Everyone comes into the world to be separate from God. But you, _____ (fill in your name), did not make this choice personally. A part of God seemed to decide to be not-God (ego) and seemed to fragment into many distinct identities (egos) to make it seem that God’s Oneness was overcome. Your seeming individuality is a part of that part that seemed to make the decision to be not-God. But seeming isn’t reality. You are still One and you are still Part of God. The perception of personal or individual is what you are awakening from.
In this world, because the mind is split, the Sons of God appear to be separate. Nor do their minds seem to be joined. In this illusory state, the concept of an "individual mind" seems to be meaningful. It is therefore described in the course as if it has two parts; spirit and ego. (C-1.2)
There is no “my” ego or “your” ego because all that is not-God is equally unreal. If a blue cup was filled with orange juice and a red cup was filled with orange juice would one of the cups hold something other than orange juice just because the cups looked different? Distinct bodies and personalities do not make the content of ego any different from one form to another. When you single out one ego for “love” and another for condemnation you are making some egos more real to you than others. You are making separation from God real to you. Forgiveness overlooks the error of the perception of separation from God no matter where it appears and without concern for form.
The Holy Spirit judges against the reality of the ego's thought system merely because He knows its foundation is not true. Therefore, nothing that arises from it means anything. He judges every belief you hold in terms of where it comes from. If it comes from God, He knows it to be true. If it does not, He knows that it is meaningless. (T-9.VII.7)

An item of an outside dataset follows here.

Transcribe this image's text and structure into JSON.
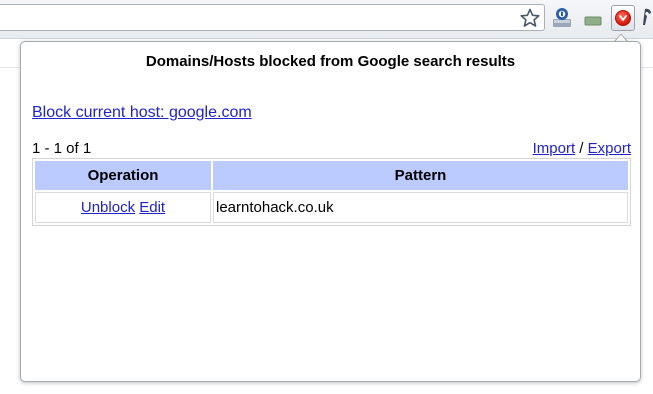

There is only one error. There is nothing more to know about ego than that it is not-God. And being not-God it is nothing.
What is the ego? Nothingness, but in a form that seems like something. In a world of form the ego cannot be denied for it alone seems real. Yet could God's Son as He created him abide in form or in a world of form? Who asks you to define the ego and explain how it arose can be but he who thinks it real, and seeks by definition to ensure that its illusive nature is concealed behind the words that seem to make it so. (C-2.2)